- [TASK STATEMENT]: The entries below are to be copied exactly, with nothing left out.

─── SOURCE MATERIAL

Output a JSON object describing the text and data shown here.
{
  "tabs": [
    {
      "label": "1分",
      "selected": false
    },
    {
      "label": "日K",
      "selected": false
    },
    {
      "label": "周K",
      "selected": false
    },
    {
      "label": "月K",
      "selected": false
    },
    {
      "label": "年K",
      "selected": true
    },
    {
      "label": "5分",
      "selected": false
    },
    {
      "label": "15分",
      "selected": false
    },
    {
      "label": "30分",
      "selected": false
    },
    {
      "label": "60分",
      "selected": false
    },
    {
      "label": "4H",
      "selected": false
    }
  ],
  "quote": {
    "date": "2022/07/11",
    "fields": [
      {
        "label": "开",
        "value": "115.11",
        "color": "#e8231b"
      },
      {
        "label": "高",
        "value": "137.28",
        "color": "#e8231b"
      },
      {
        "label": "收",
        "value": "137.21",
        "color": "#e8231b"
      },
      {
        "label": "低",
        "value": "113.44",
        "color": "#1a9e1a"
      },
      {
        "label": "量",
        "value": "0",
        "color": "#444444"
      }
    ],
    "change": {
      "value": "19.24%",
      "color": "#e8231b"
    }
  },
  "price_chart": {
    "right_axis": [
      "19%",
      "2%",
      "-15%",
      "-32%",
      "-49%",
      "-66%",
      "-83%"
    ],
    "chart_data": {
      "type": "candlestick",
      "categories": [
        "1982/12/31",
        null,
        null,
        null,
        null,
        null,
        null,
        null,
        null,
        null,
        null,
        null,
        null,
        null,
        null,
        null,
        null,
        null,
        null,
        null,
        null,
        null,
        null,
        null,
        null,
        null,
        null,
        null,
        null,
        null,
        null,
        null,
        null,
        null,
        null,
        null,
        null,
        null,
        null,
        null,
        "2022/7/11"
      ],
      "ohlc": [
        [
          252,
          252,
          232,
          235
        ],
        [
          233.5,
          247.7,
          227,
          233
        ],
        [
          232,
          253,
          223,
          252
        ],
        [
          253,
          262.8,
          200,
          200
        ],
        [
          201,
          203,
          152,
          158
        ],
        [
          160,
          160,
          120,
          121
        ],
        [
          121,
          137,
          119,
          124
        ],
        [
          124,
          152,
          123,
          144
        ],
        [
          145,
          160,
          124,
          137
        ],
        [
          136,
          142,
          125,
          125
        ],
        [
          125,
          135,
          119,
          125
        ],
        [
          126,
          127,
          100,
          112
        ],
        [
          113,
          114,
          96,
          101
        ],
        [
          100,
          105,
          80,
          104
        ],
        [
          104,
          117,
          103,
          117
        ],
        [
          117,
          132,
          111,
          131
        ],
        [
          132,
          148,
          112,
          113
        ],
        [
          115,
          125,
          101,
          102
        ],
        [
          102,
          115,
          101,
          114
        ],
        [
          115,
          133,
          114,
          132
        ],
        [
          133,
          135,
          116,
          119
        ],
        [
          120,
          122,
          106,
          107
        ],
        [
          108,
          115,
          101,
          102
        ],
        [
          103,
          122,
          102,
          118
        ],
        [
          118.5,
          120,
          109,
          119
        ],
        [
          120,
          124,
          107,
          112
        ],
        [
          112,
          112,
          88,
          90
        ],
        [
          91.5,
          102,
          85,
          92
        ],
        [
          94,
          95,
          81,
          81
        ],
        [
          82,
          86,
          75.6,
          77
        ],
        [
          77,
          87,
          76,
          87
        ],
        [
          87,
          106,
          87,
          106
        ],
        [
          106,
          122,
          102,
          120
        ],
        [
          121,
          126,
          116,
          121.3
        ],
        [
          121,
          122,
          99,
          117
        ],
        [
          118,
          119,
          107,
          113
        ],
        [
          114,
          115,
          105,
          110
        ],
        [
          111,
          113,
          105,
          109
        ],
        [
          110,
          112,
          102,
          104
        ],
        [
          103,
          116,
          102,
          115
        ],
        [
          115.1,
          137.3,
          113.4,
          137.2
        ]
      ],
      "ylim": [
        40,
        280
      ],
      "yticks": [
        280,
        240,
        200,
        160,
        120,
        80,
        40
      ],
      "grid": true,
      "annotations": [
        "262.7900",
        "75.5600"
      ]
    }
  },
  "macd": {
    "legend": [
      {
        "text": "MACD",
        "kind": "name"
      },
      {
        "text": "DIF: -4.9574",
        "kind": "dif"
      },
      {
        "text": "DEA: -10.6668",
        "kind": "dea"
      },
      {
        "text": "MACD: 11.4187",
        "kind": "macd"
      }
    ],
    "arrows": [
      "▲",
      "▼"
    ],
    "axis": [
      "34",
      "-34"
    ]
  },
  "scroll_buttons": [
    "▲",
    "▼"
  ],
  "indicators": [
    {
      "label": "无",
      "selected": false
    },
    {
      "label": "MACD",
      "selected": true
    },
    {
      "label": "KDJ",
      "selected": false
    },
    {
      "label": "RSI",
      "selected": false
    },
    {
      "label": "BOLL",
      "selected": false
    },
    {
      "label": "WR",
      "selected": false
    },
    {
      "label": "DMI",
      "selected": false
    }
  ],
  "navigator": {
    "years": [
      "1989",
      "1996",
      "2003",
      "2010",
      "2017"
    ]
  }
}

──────

- [ANSWER TO THIS EXERCISE]:
Output a JSON object describing the text and data shown here.
{
  "tabs": [
    {
      "label": "1分",
      "selected": false
    },
    {
      "label": "日K",
      "selected": false
    },
    {
      "label": "周K",
      "selected": false
    },
    {
      "label": "月K",
      "selected": false
    },
    {
      "label": "年K",
      "selected": true
    },
    {
      "label": "5分",
      "selected": false
    },
    {
      "label": "15分",
      "selected": false
    },
    {
      "label": "30分",
      "selected": false
    },
    {
      "label": "60分",
      "selected": false
    },
    {
      "label": "4H",
      "selected": false
    }
  ],
  "quote": {
    "date": "2022/07/11",
    "fields": [
      {
        "label": "开",
        "value": "115.11",
        "color": "#e8231b"
      },
      {
        "label": "高",
        "value": "137.28",
        "color": "#e8231b"
      },
      {
        "label": "收",
        "value": "137.21",
        "color": "#e8231b"
      },
      {
        "label": "低",
        "value": "113.44",
        "color": "#1a9e1a"
      },
      {
        "label": "量",
        "value": "0",
        "color": "#444444"
      }
    ],
    "change": {
      "value": "19.24%",
      "color": "#e8231b"
    }
  },
  "price_chart": {
    "right_axis": [
      "19%",
      "2%",
      "-15%",
      "-32%",
      "-49%",
      "-66%",
      "-83%"
    ],
    "chart_data": {
      "type": "candlestick",
      "categories": [
        "1982/12/31",
        null,
        null,
        null,
        null,
        null,
        null,
        null,
        null,
        null,
        null,
        null,
        null,
        null,
        null,
        null,
        null,
        null,
        null,
        null,
        null,
        null,
        null,
        null,
        null,
        null,
        null,
        null,
        null,
        null,
        null,
        null,
        null,
        null,
        null,
        null,
        null,
        null,
        null,
        null,
        "2022/7/11"
      ],
      "ohlc": [
        [
          252,
          252,
          232,
          235
        ],
        [
          233.5,
          247.7,
          227,
          233
        ],
        [
          232,
          253,
          223,
          252
        ],
        [
          253,
          262.8,
          200,
          200
        ],
        [
          201,
          203,
          152,
          158
        ],
        [
          160,
          160,
          120,
          121
        ],
        [
          121,
          137,
          119,
          124
        ],
        [
          124,
          152,
          123,
          144
        ],
        [
          145,
          160,
          124,
          137
        ],
        [
          136,
          142,
          125,
          125
        ],
        [
          125,
          135,
          119,
          125
        ],
        [
          126,
          127,
          100,
          112
        ],
        [
          113,
          114,
          96,
          101
        ],
        [
          100,
          105,
          80,
          104
        ],
        [
          104,
          117,
          103,
          117
        ],
        [
          117,
          132,
          111,
          131
        ],
        [
          132,
          148,
          112,
          113
        ],
        [
          115,
          125,
          101,
          102
        ],
        [
          102,
          115,
          101,
          114
        ],
        [
          115,
          133,
          114,
          132
        ],
        [
          133,
          135,
          116,
          119
        ],
        [
          120,
          122,
          106,
          107
        ],
        [
          108,
          115,
          101,
          102
        ],
        [
          103,
          122,
          102,
          118
        ],
        [
          118.5,
          120,
          109,
          119
        ],
        [
          120,
          124,
          107,
          112
        ],
        [
          112,
          112,
          88,
          90
        ],
        [
          91.5,
          102,
          85,
          92
        ],
        [
          94,
          95,
          81,
          81
        ],
        [
          82,
          86,
          75.6,
          77
        ],
        [
          77,
          87,
          76,
          87
        ],
        [
          87,
          106,
          87,
          106
        ],
        [
          106,
          122,
          102,
          120
        ],
        [
          121,
          126,
          116,
          121.3
        ],
        [
          121,
          122,
          99,
          117
        ],
        [
          118,
          119,
          107,
          113
        ],
        [
          114,
          115,
          105,
          110
        ],
        [
          111,
          113,
          105,
          109
        ],
        [
          110,
          112,
          102,
          104
        ],
        [
          103,
          116,
          102,
          115
        ],
        [
          115.1,
          137.3,
          113.4,
          137.2
        ]
      ],
      "ylim": [
        40,
        280
      ],
      "yticks": [
        280,
        240,
        200,
        160,
        120,
        80,
        40
      ],
      "grid": true,
      "annotations": [
        "262.7900",
        "75.5600"
      ]
    }
  },
  "macd": {
    "legend": [
      {
        "text": "MACD",
        "kind": "name"
      },
      {
        "text": "DIF: -4.9574",
        "kind": "dif"
      },
      {
        "text": "DEA: -10.6668",
        "kind": "dea"
      },
      {
        "text": "MACD: 11.4187",
        "kind": "macd"
      }
    ],
    "arrows": [
      "▲",
      "▼"
    ],
    "axis": [
      "34",
      "-34"
    ]
  },
  "scroll_buttons": [
    "▲",
    "▼"
  ],
  "indicators": [
    {
      "label": "无",
      "selected": false
    },
    {
      "label": "MACD",
      "selected": true
    },
    {
      "label": "KDJ",
      "selected": false
    },
    {
      "label": "RSI",
      "selected": false
    },
    {
      "label": "BOLL",
      "selected": false
    },
    {
      "label": "WR",
      "selected": false
    },
    {
      "label": "DMI",
      "selected": false
    }
  ],
  "navigator": {
    "years": [
      "1989",
      "1996",
      "2003",
      "2010",
      "2017"
    ]
  }
}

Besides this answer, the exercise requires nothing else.